EXTRACTED INFORMATION: Begin

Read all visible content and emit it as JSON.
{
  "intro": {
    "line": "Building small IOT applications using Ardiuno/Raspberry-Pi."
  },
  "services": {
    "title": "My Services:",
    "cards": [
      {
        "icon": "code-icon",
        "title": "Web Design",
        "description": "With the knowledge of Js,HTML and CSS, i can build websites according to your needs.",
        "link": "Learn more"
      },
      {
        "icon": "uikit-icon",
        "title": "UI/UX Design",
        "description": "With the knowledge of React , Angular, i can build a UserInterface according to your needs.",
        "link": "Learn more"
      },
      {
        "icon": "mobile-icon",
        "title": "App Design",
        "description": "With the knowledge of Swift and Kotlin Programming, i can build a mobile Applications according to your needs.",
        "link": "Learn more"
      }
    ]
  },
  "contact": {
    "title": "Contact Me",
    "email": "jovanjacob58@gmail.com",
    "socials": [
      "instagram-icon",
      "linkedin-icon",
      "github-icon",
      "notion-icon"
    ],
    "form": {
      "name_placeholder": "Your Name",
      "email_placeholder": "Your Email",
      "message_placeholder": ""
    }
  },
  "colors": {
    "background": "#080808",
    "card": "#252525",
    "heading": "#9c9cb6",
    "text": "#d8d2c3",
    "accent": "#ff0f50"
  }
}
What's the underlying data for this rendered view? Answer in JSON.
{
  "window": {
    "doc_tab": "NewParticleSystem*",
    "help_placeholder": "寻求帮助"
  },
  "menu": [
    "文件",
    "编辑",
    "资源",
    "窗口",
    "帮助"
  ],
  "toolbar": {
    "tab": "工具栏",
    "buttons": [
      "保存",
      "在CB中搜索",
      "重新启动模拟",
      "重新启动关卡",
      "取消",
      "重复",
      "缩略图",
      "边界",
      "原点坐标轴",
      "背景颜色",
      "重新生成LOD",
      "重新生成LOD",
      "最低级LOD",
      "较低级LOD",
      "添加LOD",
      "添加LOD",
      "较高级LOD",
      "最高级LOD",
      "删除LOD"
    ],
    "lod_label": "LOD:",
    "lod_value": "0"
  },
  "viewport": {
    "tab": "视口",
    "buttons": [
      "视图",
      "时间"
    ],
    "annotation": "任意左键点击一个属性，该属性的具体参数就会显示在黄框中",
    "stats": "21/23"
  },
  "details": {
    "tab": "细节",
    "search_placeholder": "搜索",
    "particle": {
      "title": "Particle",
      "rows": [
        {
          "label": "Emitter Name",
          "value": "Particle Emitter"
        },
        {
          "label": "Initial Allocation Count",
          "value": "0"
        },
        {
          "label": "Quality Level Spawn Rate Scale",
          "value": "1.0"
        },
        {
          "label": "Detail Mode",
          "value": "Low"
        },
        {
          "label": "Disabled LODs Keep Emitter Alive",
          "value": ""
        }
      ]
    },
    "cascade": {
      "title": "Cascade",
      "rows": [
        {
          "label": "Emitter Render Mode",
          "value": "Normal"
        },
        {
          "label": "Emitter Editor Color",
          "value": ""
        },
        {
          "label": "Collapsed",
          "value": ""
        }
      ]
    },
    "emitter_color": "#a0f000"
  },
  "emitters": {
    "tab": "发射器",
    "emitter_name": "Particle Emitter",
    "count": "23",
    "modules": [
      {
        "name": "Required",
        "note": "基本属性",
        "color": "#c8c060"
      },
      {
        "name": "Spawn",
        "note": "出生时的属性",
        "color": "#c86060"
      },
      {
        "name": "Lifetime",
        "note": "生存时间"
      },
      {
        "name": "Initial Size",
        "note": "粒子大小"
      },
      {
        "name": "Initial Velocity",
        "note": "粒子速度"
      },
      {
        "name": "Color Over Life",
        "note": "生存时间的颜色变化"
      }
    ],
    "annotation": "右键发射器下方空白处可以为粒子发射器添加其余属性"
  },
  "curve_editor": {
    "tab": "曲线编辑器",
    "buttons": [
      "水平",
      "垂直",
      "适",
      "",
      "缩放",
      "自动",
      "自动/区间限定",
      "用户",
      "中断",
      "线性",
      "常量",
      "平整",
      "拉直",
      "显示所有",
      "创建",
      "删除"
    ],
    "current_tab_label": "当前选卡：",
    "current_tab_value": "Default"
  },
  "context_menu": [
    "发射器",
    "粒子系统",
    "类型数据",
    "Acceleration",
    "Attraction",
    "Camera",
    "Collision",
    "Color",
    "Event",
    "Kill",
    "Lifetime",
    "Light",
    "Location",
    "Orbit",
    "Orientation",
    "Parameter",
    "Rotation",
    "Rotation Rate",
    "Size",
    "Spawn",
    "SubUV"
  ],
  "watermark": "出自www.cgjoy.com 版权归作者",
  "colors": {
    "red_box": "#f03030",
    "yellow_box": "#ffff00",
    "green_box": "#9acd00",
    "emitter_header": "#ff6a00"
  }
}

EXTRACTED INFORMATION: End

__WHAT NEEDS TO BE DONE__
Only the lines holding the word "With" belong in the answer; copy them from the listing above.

__RESPONSE TO THE EXERCISE__
        "description": "With the knowledge of Js,HTML and CSS, i can build websites according to your needs.",
        "description": "With the knowledge of React , Angular, i can build a UserInterface according to your needs.",
        "description": "With the knowledge of Swift and Kotlin Programming, i can build a mobile Applications according to your needs.",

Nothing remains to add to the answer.